Given data:

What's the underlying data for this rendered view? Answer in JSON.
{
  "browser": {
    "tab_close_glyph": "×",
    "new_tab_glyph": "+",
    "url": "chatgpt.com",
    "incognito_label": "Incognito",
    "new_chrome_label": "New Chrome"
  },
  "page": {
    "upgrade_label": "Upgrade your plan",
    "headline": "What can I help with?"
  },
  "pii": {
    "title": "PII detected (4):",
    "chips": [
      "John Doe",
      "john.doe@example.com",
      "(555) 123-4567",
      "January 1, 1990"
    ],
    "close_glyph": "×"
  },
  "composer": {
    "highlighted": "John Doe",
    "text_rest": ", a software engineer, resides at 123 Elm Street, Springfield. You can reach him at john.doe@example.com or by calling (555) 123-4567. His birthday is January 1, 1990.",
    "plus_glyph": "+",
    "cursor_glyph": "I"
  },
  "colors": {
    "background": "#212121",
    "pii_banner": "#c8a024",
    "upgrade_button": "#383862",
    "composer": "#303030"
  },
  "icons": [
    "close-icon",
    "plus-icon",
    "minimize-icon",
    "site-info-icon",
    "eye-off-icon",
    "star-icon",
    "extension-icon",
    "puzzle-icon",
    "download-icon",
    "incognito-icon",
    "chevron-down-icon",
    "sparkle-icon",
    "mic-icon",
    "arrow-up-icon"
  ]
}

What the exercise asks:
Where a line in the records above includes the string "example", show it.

Task solution:
      "john.doe@example.com",
    "text_rest": ", a software engineer, resides at 123 Elm Street, Springfield. You can reach him at john.doe@example.com or by calling (555) 123-4567. His birthday is January 1, 1990.",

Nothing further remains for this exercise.